(Beginning of Data records)
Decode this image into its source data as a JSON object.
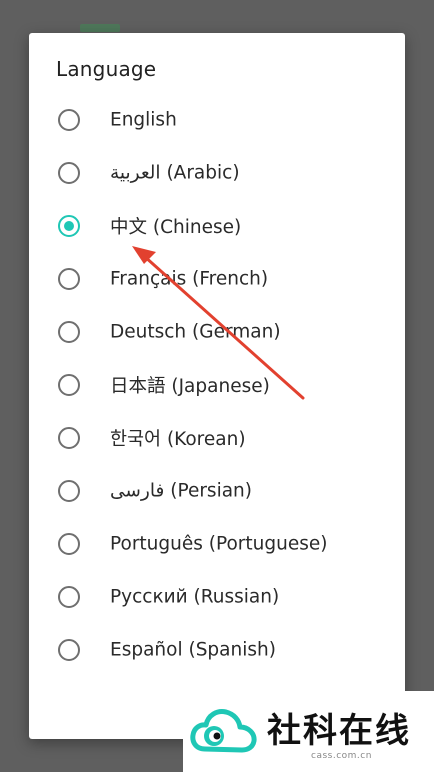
{
  "dialog": {
    "title": "Language",
    "selected_index": 2,
    "options": [
      {
        "label": "English"
      },
      {
        "label": "العربية (Arabic)"
      },
      {
        "label": "中文 (Chinese)"
      },
      {
        "label": "Français (French)"
      },
      {
        "label": "Deutsch (German)"
      },
      {
        "label": "日本語 (Japanese)"
      },
      {
        "label": "한국어 (Korean)"
      },
      {
        "label": "فارسی (Persian)"
      },
      {
        "label": "Português (Portuguese)"
      },
      {
        "label": "Русский (Russian)"
      },
      {
        "label": "Español (Spanish)"
      }
    ]
  },
  "watermark": {
    "text": "社科在线",
    "url": "cass.com.cn"
  },
  "colors": {
    "accent": "#1fc7b5",
    "annotation_arrow": "#e2412f",
    "scrim": "#5f5f5f"
  }
}
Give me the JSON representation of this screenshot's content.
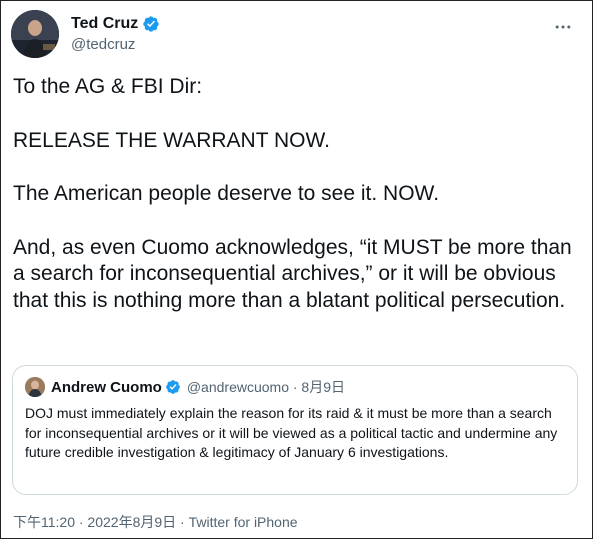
{
  "author": {
    "display_name": "Ted Cruz",
    "handle": "@tedcruz"
  },
  "tweet": {
    "paragraphs": [
      "To the AG & FBI Dir:",
      "RELEASE THE WARRANT NOW.",
      "The American people deserve to see it. NOW.",
      "And, as even Cuomo acknowledges, “it MUST be more than a search for inconsequential archives,” or it will be obvious that this is nothing more than a blatant political persecution."
    ]
  },
  "quote": {
    "display_name": "Andrew Cuomo",
    "handle_date": "@andrewcuomo · 8月9日",
    "text": "DOJ must immediately explain the reason for its raid & it must be more than a search for inconsequential archives or it will be viewed as a political tactic and undermine any future credible investigation & legitimacy of January 6 investigations."
  },
  "meta": {
    "timestamp": "下午11:20 · 2022年8月9日 · Twitter for iPhone"
  },
  "icons": {
    "verified": "verified-badge-icon",
    "more": "more-options-icon"
  },
  "colors": {
    "verified": "#1d9bf0",
    "text": "#0f1419",
    "secondary": "#536471",
    "border": "#cfd9de"
  }
}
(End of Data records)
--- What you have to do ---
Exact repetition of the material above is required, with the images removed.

--- Written response ---
Decode this image into its source data as a JSON object.
{
  "dialog": {
    "title": "Language",
    "selected_index": 2,
    "options": [
      {
        "label": "English"
      },
      {
        "label": "العربية (Arabic)"
      },
      {
        "label": "中文 (Chinese)"
      },
      {
        "label": "Français (French)"
      },
      {
        "label": "Deutsch (German)"
      },
      {
        "label": "日本語 (Japanese)"
      },
      {
        "label": "한국어 (Korean)"
      },
      {
        "label": "فارسی (Persian)"
      },
      {
        "label": "Português (Portuguese)"
      },
      {
        "label": "Русский (Russian)"
      },
      {
        "label": "Español (Spanish)"
      }
    ]
  },
  "watermark": {
    "text": "社科在线",
    "url": "cass.com.cn"
  },
  "colors": {
    "accent": "#1fc7b5",
    "annotation_arrow": "#e2412f",
    "scrim": "#5f5f5f"
  }
}
Give me the JSON representation of this screenshot's content.
{
  "author": {
    "display_name": "Ted Cruz",
    "handle": "@tedcruz"
  },
  "tweet": {
    "paragraphs": [
      "To the AG & FBI Dir:",
      "RELEASE THE WARRANT NOW.",
      "The American people deserve to see it. NOW.",
      "And, as even Cuomo acknowledges, “it MUST be more than a search for inconsequential archives,” or it will be obvious that this is nothing more than a blatant political persecution."
    ]
  },
  "quote": {
    "display_name": "Andrew Cuomo",
    "handle_date": "@andrewcuomo · 8月9日",
    "text": "DOJ must immediately explain the reason for its raid & it must be more than a search for inconsequential archives or it will be viewed as a political tactic and undermine any future credible investigation & legitimacy of January 6 investigations."
  },
  "meta": {
    "timestamp": "下午11:20 · 2022年8月9日 · Twitter for iPhone"
  },
  "icons": {
    "verified": "verified-badge-icon",
    "more": "more-options-icon"
  },
  "colors": {
    "verified": "#1d9bf0",
    "text": "#0f1419",
    "secondary": "#536471",
    "border": "#cfd9de"
  }
}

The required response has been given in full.